- Stored items -
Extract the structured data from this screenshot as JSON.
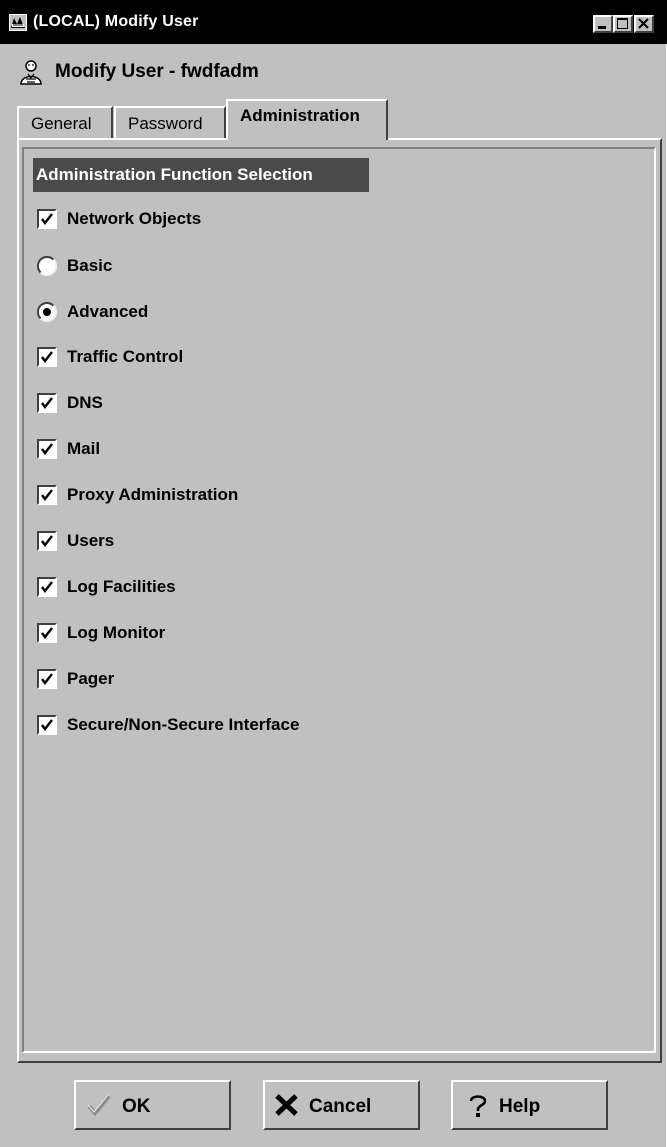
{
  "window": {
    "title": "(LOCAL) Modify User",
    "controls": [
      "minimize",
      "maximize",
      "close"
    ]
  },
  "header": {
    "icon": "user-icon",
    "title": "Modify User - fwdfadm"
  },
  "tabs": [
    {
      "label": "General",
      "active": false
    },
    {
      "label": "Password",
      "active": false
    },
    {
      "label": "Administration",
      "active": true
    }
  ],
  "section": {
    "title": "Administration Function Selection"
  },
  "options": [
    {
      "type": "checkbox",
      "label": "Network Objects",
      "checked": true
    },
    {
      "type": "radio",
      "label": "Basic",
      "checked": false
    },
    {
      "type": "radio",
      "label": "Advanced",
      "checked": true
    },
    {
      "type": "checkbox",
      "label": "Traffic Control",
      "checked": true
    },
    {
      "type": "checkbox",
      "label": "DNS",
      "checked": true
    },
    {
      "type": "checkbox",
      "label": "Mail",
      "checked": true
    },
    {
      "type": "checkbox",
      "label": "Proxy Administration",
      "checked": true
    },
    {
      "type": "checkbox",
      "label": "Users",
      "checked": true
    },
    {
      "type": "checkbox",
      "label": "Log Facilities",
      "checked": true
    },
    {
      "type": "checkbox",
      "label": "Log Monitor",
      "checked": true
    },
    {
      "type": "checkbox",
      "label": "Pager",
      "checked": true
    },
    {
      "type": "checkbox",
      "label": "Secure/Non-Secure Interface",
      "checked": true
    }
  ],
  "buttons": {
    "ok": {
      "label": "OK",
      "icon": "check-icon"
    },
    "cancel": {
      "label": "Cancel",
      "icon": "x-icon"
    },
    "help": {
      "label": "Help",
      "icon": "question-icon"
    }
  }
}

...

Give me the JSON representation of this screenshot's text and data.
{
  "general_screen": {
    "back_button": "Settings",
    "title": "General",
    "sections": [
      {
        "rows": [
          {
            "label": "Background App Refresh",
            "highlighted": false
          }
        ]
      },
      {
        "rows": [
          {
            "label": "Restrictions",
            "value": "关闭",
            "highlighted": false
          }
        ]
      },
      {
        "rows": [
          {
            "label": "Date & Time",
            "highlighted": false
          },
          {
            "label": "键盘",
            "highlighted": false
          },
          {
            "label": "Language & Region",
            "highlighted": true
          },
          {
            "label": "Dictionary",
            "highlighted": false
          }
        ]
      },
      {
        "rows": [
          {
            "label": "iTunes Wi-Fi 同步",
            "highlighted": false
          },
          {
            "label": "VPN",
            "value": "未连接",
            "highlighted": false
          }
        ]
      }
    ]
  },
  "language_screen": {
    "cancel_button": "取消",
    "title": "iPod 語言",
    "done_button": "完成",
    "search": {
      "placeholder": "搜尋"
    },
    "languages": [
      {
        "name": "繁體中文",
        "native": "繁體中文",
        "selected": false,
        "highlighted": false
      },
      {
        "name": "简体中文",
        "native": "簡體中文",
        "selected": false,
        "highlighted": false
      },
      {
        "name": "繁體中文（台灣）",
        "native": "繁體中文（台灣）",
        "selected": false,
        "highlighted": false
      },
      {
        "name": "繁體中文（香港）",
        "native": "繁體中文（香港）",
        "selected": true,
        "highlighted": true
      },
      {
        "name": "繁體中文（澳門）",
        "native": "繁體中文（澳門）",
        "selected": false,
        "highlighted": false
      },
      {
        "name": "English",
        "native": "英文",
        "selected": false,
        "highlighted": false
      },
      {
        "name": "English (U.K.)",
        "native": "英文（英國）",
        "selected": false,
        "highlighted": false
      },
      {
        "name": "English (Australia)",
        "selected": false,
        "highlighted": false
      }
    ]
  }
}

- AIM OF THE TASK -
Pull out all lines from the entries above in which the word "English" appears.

- SOLVED EXERCISE -
        "name": "English",
        "name": "English (U.K.)",
        "name": "English (Australia)",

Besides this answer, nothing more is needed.